“We just didn’t have the votes,” Sen. Laurie Monnes Anderson, D-Gresham and chair of the Senate Committee on Health Care told The Lund Report Thursday. “It’s a new program and a new way to deliver dental care and so I respect the feelings presented.”
A new idea can take awhile to catch on, she added.
“This is the first time this was proposed,” she said. “Sometimes it takes one, two three sessions to get something through.”
The working group will meet throughout the year and bring back recommendations in September, when lawmakers gather in Salem. Supporters look forward to that work and passing a bill that gives more Oregonians access to dental care, said Miranda Davis, director of the Native Dental Therapy Initiative for the Northwest Portland Area Indian Health Board.
Monnes Anderson proposed the ban on flavored vaping products. That’s now been replaced with a proposal for state licensure and regulation of vaping shops, with civil penalties of up to $5,000 for violations and oversight from the Oregon Health Authority.
The dialysis bill is also getting a work group to hammer out a proposal for the 2021 session. The issue needs more information and solutions from dialysis providers, said its sponsor, Rep. Andrea Salinas, D-Lake Oswego and chair of the House Committee on Health Care.
Monnes Anderson said the vaping ban was needed with the rise in underage youth vaping that can lead to an addiction to nicotine. But vaping store owners turned up in force in Salem, calling the proposal unfair for stores that follow the law and don’t sell to minors. They asked for more oversight instead of a ban.
The American Cancer Society’s Cancer Action Network also asked for a change: It wants a ban on all flavored vaping and tobacco products. After polling senators in her caucus, Monnes Anderson determined there was only enough support for licensure, but not a ban.
The vaping industry does not totally support the proposal to license shops that sell vaping products.
Shawn Cleave, a lobbyist with Oregon Vapor Technology Coalition, told lawmakers that the proposed regulatory framework was a “little aggressive.” The industry group worries that the Oregon Health Authority would be too tough in its oversight.
“Frankly, the client doesn’t feel that OHA, from a regulatory perspective, would be able to be unbiased in their regulation,” he told senators.
The Senate committee moved the bill to the joint budget panel, which needs to sign off on the costs before it goes to the full chamber.

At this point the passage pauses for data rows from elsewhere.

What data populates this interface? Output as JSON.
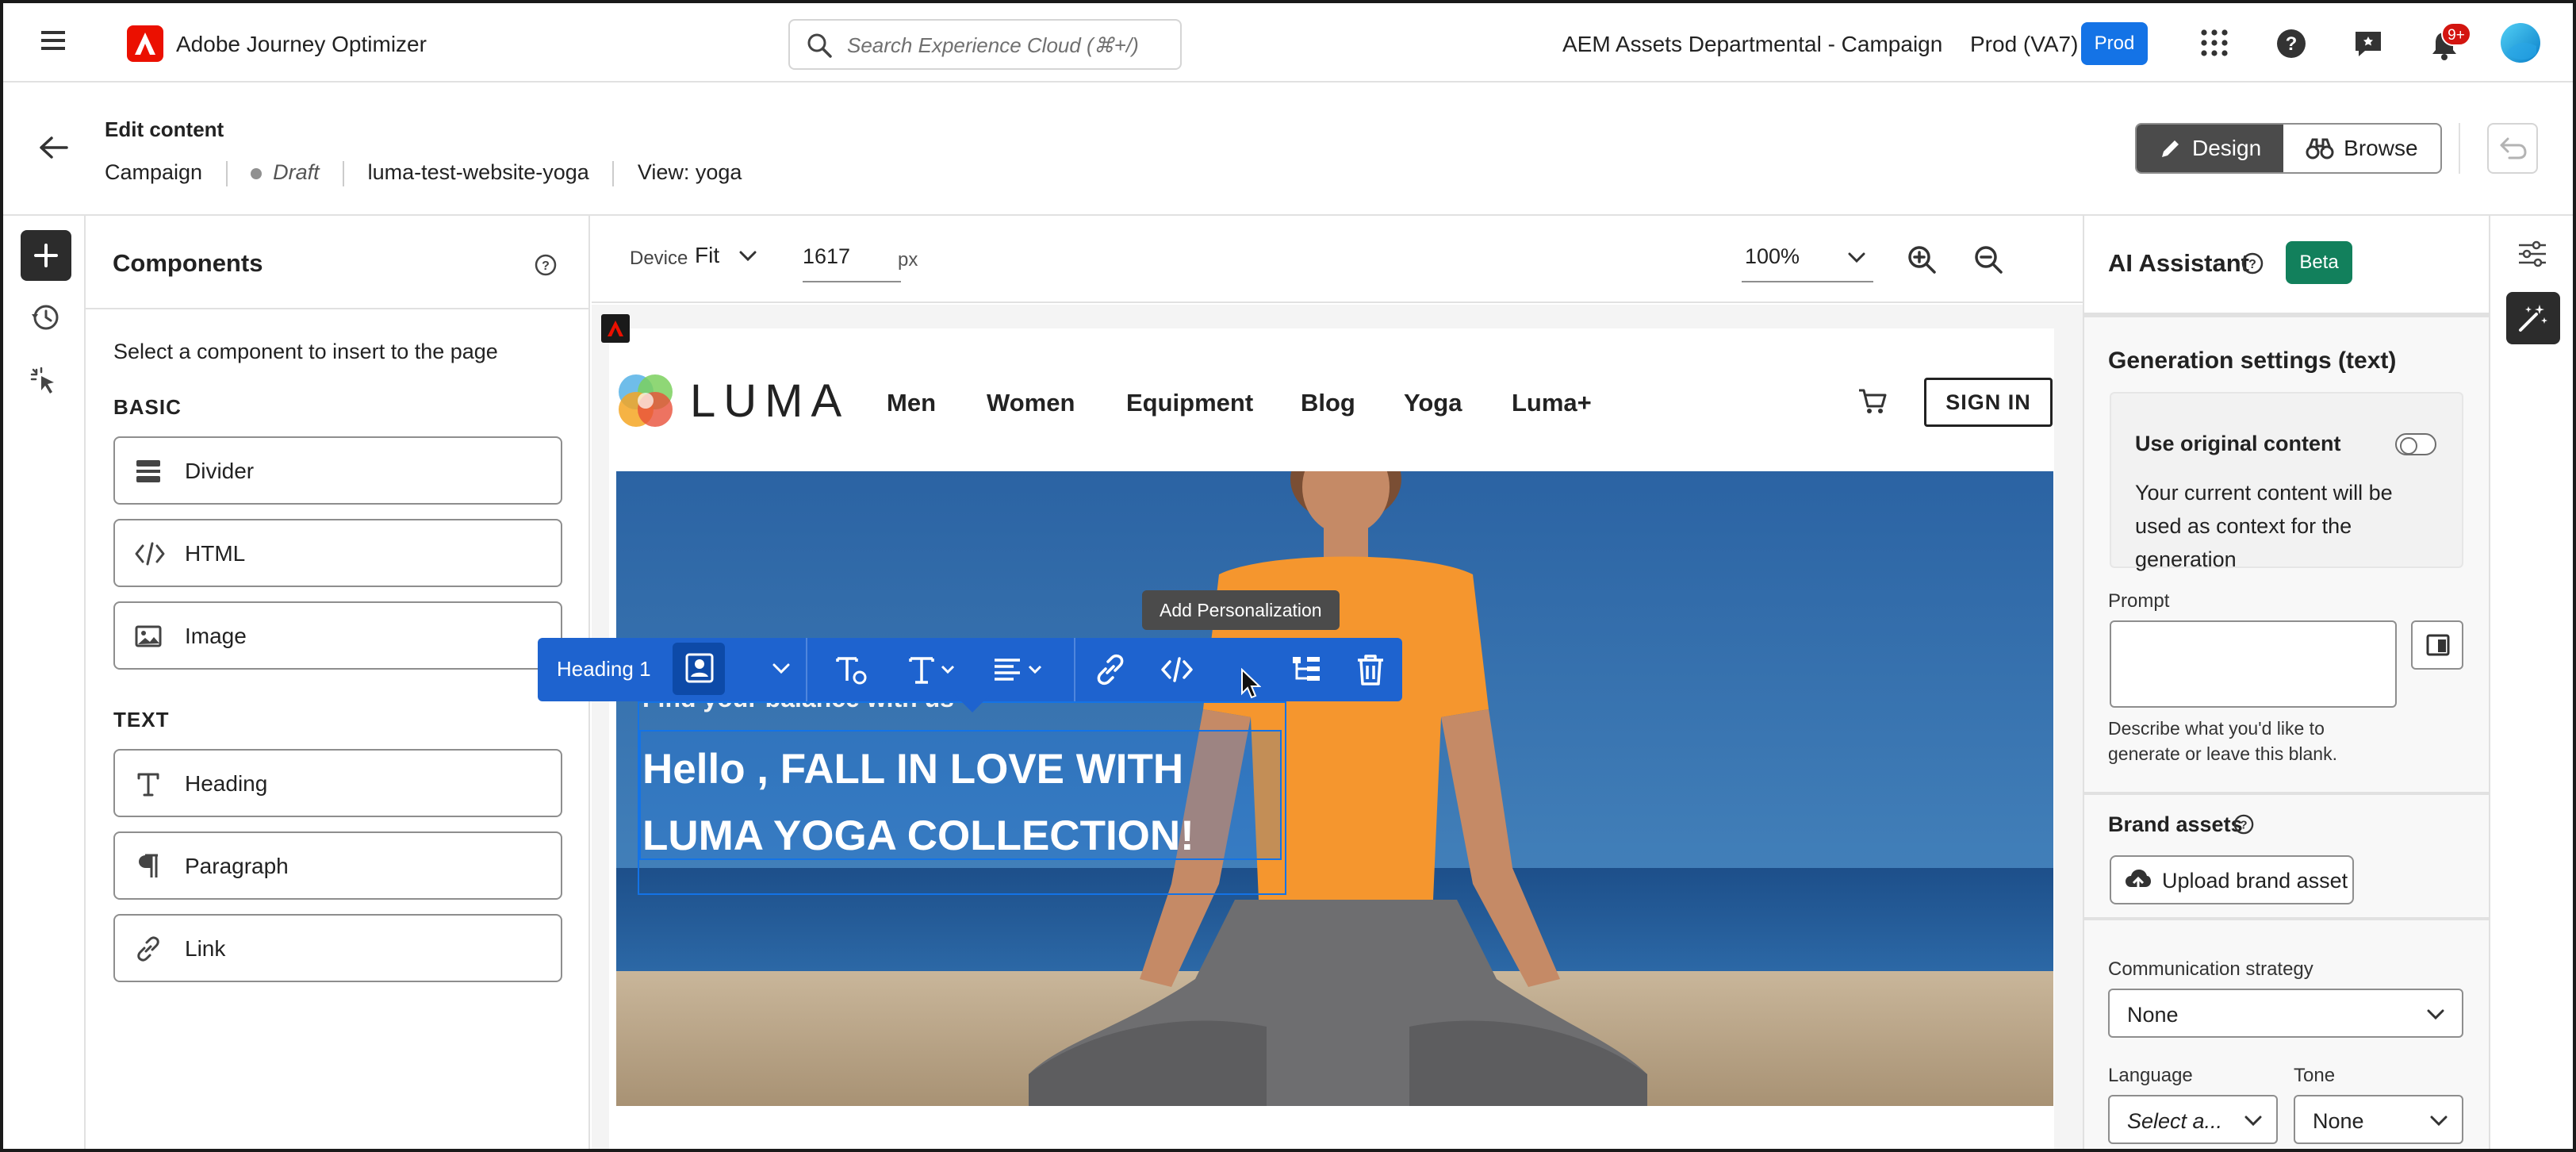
{
  "topbar": {
    "app_name": "Adobe Journey Optimizer",
    "search_placeholder": "Search Experience Cloud (⌘+/)",
    "org_name": "AEM Assets Departmental - Campaign",
    "environment": "Prod (VA7)",
    "env_badge": "Prod",
    "notifications_count": "9+"
  },
  "header": {
    "title": "Edit content",
    "breadcrumb": {
      "campaign": "Campaign",
      "status": "Draft",
      "name": "luma-test-website-yoga",
      "view": "View: yoga"
    },
    "mode_design": "Design",
    "mode_browse": "Browse"
  },
  "components": {
    "title": "Components",
    "hint": "Select a component to insert to the page",
    "basic_label": "BASIC",
    "text_label": "TEXT",
    "basic_items": [
      "Divider",
      "HTML",
      "Image"
    ],
    "text_items": [
      "Heading",
      "Paragraph",
      "Link"
    ]
  },
  "canvas": {
    "device_label": "Device",
    "device_value": "Fit",
    "width_value": "1617",
    "width_unit": "px",
    "zoom": "100%"
  },
  "site": {
    "logo_text": "LUMA",
    "nav": [
      "Men",
      "Women",
      "Equipment",
      "Blog",
      "Yoga",
      "Luma+"
    ],
    "signin": "SIGN IN",
    "hero_sub": "Find your balance with us",
    "hero_heading": "Hello , FALL IN LOVE WITH\nLUMA YOGA COLLECTION!"
  },
  "toolbar": {
    "block_type": "Heading 1",
    "tooltip": "Add Personalization"
  },
  "ai": {
    "title": "AI Assistant",
    "badge": "Beta",
    "gen_title": "Generation settings (text)",
    "use_original": "Use original content",
    "use_original_desc": "Your current content will be used as context for the generation",
    "prompt_label": "Prompt",
    "prompt_help": "Describe what you'd like to generate or leave this blank.",
    "brand_assets": "Brand assets",
    "upload_btn": "Upload brand asset",
    "strategy_label": "Communication strategy",
    "strategy_value": "None",
    "language_label": "Language",
    "language_value": "Select a...",
    "tone_label": "Tone",
    "tone_value": "None"
  },
  "colors": {
    "accent": "#1473e6",
    "toolbar": "#1e63cf",
    "beta": "#12805c",
    "adobe_red": "#eb1000"
  }
}
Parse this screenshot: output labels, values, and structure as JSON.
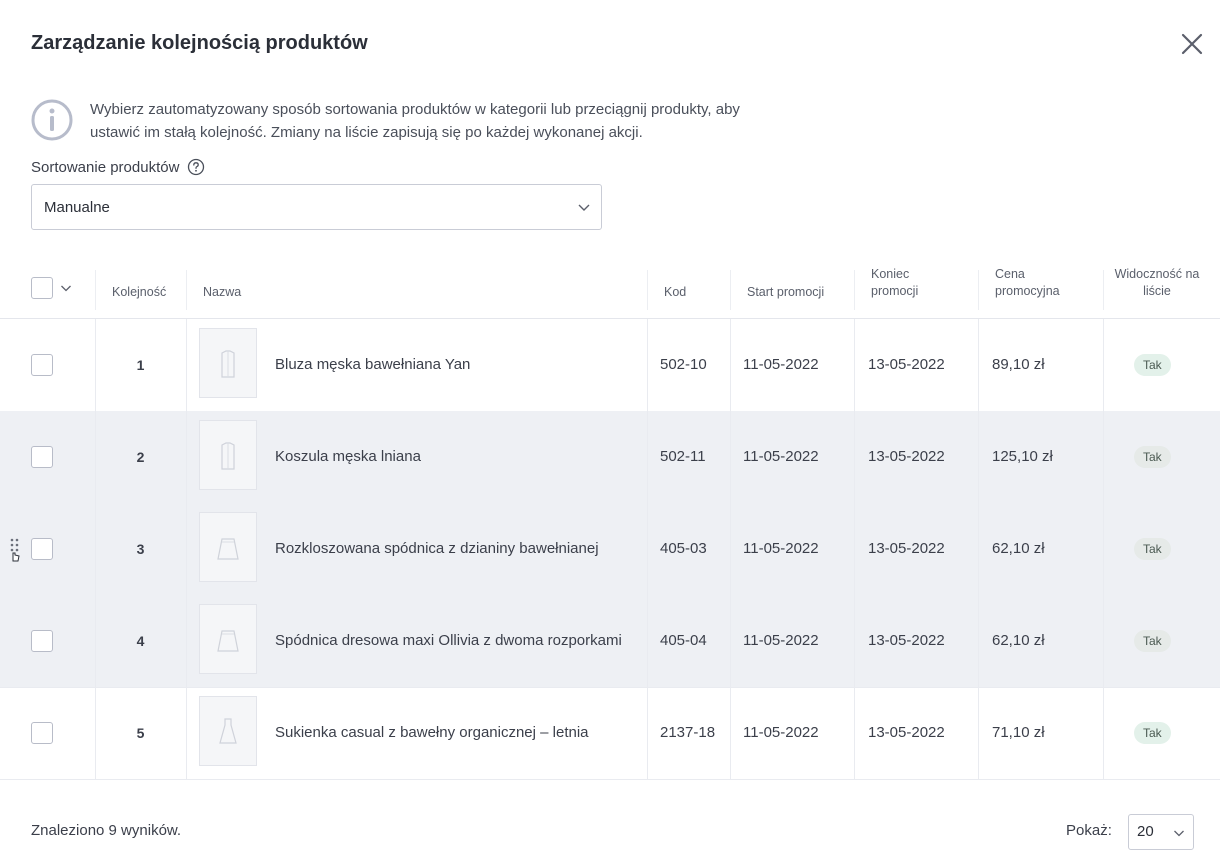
{
  "modal": {
    "title": "Zarządzanie kolejnością produktów",
    "info": "Wybierz zautomatyzowany sposób sortowania produktów w kategorii lub przeciągnij produkty, aby ustawić im stałą kolejność. Zmiany na liście zapisują się po każdej wykonanej akcji.",
    "sort_label": "Sortowanie produktów",
    "sort_value": "Manualne"
  },
  "table": {
    "headers": {
      "order": "Kolejność",
      "name": "Nazwa",
      "code": "Kod",
      "start": "Start promocji",
      "end": "Koniec promocji",
      "price": "Cena promocyjna",
      "visibility": "Widoczność na liście"
    },
    "rows": [
      {
        "order": "1",
        "name": "Bluza męska bawełniana Yan",
        "code": "502-10",
        "start": "11-05-2022",
        "end": "13-05-2022",
        "price": "89,10 zł",
        "visible": "Tak",
        "thumb": "shirt-icon"
      },
      {
        "order": "2",
        "name": "Koszula męska lniana",
        "code": "502-11",
        "start": "11-05-2022",
        "end": "13-05-2022",
        "price": "125,10 zł",
        "visible": "Tak",
        "thumb": "shirt-icon"
      },
      {
        "order": "3",
        "name": "Rozkloszowana spódnica z dzianiny bawełnianej",
        "code": "405-03",
        "start": "11-05-2022",
        "end": "13-05-2022",
        "price": "62,10 zł",
        "visible": "Tak",
        "thumb": "skirt-icon"
      },
      {
        "order": "4",
        "name": "Spódnica dresowa maxi Ollivia z dwoma rozporkami",
        "code": "405-04",
        "start": "11-05-2022",
        "end": "13-05-2022",
        "price": "62,10 zł",
        "visible": "Tak",
        "thumb": "skirt-icon"
      },
      {
        "order": "5",
        "name": "Sukienka casual z bawełny organicznej – letnia",
        "code": "2137-18",
        "start": "11-05-2022",
        "end": "13-05-2022",
        "price": "71,10 zł",
        "visible": "Tak",
        "thumb": "dress-icon"
      }
    ]
  },
  "footer": {
    "found": "Znaleziono 9 wyników.",
    "show_label": "Pokaż:",
    "per_page": "20"
  }
}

It would cost about $1.5 million for the rest of this budget cycle and $3.1 million for the 2021-2023 biennium.
Monnes Anderson said she’s willing to work with the vaping industry to refine the bill.
Other bills are still moving along. The House passed a ban of online sales of vaping products earlier this week.
The House Committee on Health Care also passed a bill Thursday that caps out-of-pocket insulin costs at $100 a month. And the committee moved forward a bill that puts more oversight in place for companies that provide language interpretation services at clinics and hospitals.